London 12/10/2010 - Base metals largely fell back on Tuesday morning at the LME, maintaining the trend that developed progressively in the previous session, with steadiness in the dollar also a short-term driver.
The metals complex is also looking to correct and adjust after the almost-constant advances of recent days - copper and aluminium were trading at fresh highs for the current upturn as recently as early on Monday.
Although many prices have become overextended on the upside, the current retreat is somewhat shallow and does not represent the more severe technical retracement that many of the indicators suggest is needed.
“The markets appear to be taking a breather, awaiting the next round of data for directional clues,” LME trader Sucden Financial said.
In other markets, the dollar was staging a cautious rally away from last week’s eight-and-a-half-month lows above 1.40 against the euro, settling around 1.3810. Equities were also subdued, with European shares down around one percent by mid-morning.
Although the dollar has been pressured by the growing likelihood of renewed monetary easing from the Federal Reserve next month, it has paused for now on the downside. Meanwhile, China said its currency reforms did not necessarily mean a yuan appreciation, which has implications for its metals market activities.
"The markets are speculating on slowing growth in China, although due to uncertainties over currencies and potential for ETFs the outlook for prices appears relatively unclear, although we are more confident of longer-term upside than downside,” broker Fairfax said.
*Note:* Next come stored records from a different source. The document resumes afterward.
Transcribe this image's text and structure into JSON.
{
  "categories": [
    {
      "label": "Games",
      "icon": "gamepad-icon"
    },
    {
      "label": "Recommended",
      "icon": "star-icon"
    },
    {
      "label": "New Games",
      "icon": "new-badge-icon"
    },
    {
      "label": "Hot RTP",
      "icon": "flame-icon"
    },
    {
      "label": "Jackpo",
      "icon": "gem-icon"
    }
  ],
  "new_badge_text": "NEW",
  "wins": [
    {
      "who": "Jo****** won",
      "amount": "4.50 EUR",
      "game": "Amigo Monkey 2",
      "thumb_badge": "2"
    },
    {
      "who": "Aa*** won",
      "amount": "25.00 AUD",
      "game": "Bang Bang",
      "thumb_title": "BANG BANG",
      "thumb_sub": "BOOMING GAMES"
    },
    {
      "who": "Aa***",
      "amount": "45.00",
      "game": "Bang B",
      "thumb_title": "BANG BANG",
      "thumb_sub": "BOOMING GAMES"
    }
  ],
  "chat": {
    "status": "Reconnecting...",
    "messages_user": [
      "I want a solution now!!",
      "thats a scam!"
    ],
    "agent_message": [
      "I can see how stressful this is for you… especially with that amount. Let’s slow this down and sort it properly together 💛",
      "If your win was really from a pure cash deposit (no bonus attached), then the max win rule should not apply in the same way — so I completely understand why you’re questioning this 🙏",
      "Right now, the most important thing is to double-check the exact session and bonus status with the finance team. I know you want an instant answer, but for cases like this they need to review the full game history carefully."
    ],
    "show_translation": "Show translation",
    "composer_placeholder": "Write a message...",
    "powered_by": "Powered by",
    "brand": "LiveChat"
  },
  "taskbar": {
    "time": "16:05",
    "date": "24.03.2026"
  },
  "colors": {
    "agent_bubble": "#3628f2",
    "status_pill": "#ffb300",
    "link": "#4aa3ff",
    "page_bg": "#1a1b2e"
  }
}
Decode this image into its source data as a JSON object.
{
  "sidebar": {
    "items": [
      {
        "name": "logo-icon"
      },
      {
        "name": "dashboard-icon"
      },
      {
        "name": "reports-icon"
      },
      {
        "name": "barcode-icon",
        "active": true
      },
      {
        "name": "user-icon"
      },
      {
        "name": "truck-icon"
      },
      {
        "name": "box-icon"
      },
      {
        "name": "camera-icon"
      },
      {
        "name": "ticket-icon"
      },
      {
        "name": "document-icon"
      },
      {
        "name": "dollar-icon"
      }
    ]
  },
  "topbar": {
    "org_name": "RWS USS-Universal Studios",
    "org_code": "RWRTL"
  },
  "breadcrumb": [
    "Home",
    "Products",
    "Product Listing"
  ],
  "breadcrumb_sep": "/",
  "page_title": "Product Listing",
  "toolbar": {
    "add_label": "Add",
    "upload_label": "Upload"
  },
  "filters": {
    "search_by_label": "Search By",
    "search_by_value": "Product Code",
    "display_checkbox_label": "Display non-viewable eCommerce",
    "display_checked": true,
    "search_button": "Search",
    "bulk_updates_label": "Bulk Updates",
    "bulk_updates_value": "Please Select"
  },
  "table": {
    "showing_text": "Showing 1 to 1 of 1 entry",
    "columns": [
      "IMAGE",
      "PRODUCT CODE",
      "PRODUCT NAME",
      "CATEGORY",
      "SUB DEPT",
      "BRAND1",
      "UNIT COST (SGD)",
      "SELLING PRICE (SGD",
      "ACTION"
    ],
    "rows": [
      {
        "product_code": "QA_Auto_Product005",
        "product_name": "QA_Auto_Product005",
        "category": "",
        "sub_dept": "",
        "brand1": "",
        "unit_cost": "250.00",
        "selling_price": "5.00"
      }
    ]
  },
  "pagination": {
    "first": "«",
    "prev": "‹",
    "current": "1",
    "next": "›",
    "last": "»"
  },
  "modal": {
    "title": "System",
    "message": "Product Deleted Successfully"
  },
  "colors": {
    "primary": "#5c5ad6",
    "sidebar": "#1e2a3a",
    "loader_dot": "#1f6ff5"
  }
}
With LME Dinner Week running its course, the metals complex may look to sustain and build on the current strong mood, which has been augmented by the widely-anticipated unveiling of physically backed (exchange-traded commodities) ETCs.
Yesterday, ETF Securities said it will launch a range of physically backed base metals ETCs.
“The sentiment at the LME events is positive but the metals industry is not the driver,” LME ring dealing member (RDM) Triland Metals said. “Constant talk about ETC/ETFs is keeping the market wondering how these might gain shape.”
The industrial metal range of ETCs will include physical aluminium, copper, lead, nickel, tin and zinc, as well as a basket consisting of all six metals.
“What remains unclear is whether the ETFs are really good for the market - or investors, for that matter,” a trader said.
The data flow has been slow so far this week - Monday was a partial holiday in the US. But with the US Fed's November meeting the focal point, minutes from its meeting on September 21, when it said it stood ready to provide more support for the economy and expressed concern about low inflation, are due at 1800 GMT.
There will be figures from China later this week as well.
“Metals are likely to continue to consolidate ahead of tomorrow’s release of Chinese preliminary trade data for September,” broker Credit Suisse said. “The data is likely to show robust import demand for metals in light of the recent pick-up in the new orders component of the latest manufacturing PMI.”
COPPER BACKS AWAY FROM UPSIDE BUT INVENTORY FALLS RESUME
Copper, which hit 26-month highs just shy of $8,400 per tonne at one stage on Friday, retreated further today - it eased to $8,227, down $63 from the previous close.
But inventory declines resumed, with stocks falling a net 725 tonnes to 371,750 tonnes, the lowest again since late October 2009.
Aluminium was also unwinding from Monday’s five-month highs above $2,400, although not to the same extent and business at $2,404 was up $4. Stocks continue on a relentless downwards path, dropping for the 19th successive day - they fell 3,825 tonnes to 4,323,750 tonnes, their lowest since mid-June 2009.
Zinc was relatively stable, trading at $2,326, up $11, with inventory erosion maintained. Stocks fell a net 500 tonnes to 198,425 tonnes, the eighth successive daily fall, with the total of 610,350 tonnes the lowest since late May. Sister metal lead slipped to $2,295, a $20 loss, with a modest 25-tonne stock fall seen.
Tin traded at $25,800, down $395, but stocks are being drawn down consistently. Today they fell for the fourth day in a row - down 105 tonnes to 12,150 tonnes, the lowest since late May 2009.
Nickel was $475 lower at $23,900, with inventories up 240 tonnes at 123,714 tonnes, the highest since July 1.
Steel billet stocks fell for the 13th day in a row –-down 2,015 tonnes at 65,750 tonnes, the lowest since mid-August. The market was quoted at $452/470. Cobalt was indicated at $36,800/38,900 per tonne while molybdenum was at $30,500/39,500.
(Editing by Mark Shaw)